**What the exercise asks**
Reproduce the data word for word, keeping every line complete.

+ + +

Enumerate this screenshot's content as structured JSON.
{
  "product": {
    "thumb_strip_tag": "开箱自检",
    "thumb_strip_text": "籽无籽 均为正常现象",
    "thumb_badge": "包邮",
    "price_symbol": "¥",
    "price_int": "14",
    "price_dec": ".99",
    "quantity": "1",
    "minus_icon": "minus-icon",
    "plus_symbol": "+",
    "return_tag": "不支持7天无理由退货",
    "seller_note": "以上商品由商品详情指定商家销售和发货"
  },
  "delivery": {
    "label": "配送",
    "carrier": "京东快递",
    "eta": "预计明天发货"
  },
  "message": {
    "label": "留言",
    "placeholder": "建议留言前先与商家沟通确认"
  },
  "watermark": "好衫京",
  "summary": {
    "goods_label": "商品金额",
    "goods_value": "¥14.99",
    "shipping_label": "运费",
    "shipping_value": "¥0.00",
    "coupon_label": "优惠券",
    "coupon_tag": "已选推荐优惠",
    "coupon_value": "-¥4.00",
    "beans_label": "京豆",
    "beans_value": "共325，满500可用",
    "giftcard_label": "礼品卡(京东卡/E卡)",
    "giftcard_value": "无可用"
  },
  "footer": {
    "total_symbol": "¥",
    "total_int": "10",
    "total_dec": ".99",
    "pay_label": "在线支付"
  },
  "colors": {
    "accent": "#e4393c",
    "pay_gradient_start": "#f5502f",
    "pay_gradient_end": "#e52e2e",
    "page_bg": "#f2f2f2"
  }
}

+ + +

**Expected answer**
Enumerate this screenshot's content as structured JSON.
{
  "product": {
    "thumb_strip_tag": "开箱自检",
    "thumb_strip_text": "籽无籽 均为正常现象",
    "thumb_badge": "包邮",
    "price_symbol": "¥",
    "price_int": "14",
    "price_dec": ".99",
    "quantity": "1",
    "minus_icon": "minus-icon",
    "plus_symbol": "+",
    "return_tag": "不支持7天无理由退货",
    "seller_note": "以上商品由商品详情指定商家销售和发货"
  },
  "delivery": {
    "label": "配送",
    "carrier": "京东快递",
    "eta": "预计明天发货"
  },
  "message": {
    "label": "留言",
    "placeholder": "建议留言前先与商家沟通确认"
  },
  "watermark": "好衫京",
  "summary": {
    "goods_label": "商品金额",
    "goods_value": "¥14.99",
    "shipping_label": "运费",
    "shipping_value": "¥0.00",
    "coupon_label": "优惠券",
    "coupon_tag": "已选推荐优惠",
    "coupon_value": "-¥4.00",
    "beans_label": "京豆",
    "beans_value": "共325，满500可用",
    "giftcard_label": "礼品卡(京东卡/E卡)",
    "giftcard_value": "无可用"
  },
  "footer": {
    "total_symbol": "¥",
    "total_int": "10",
    "total_dec": ".99",
    "pay_label": "在线支付"
  },
  "colors": {
    "accent": "#e4393c",
    "pay_gradient_start": "#f5502f",
    "pay_gradient_end": "#e52e2e",
    "page_bg": "#f2f2f2"
  }
}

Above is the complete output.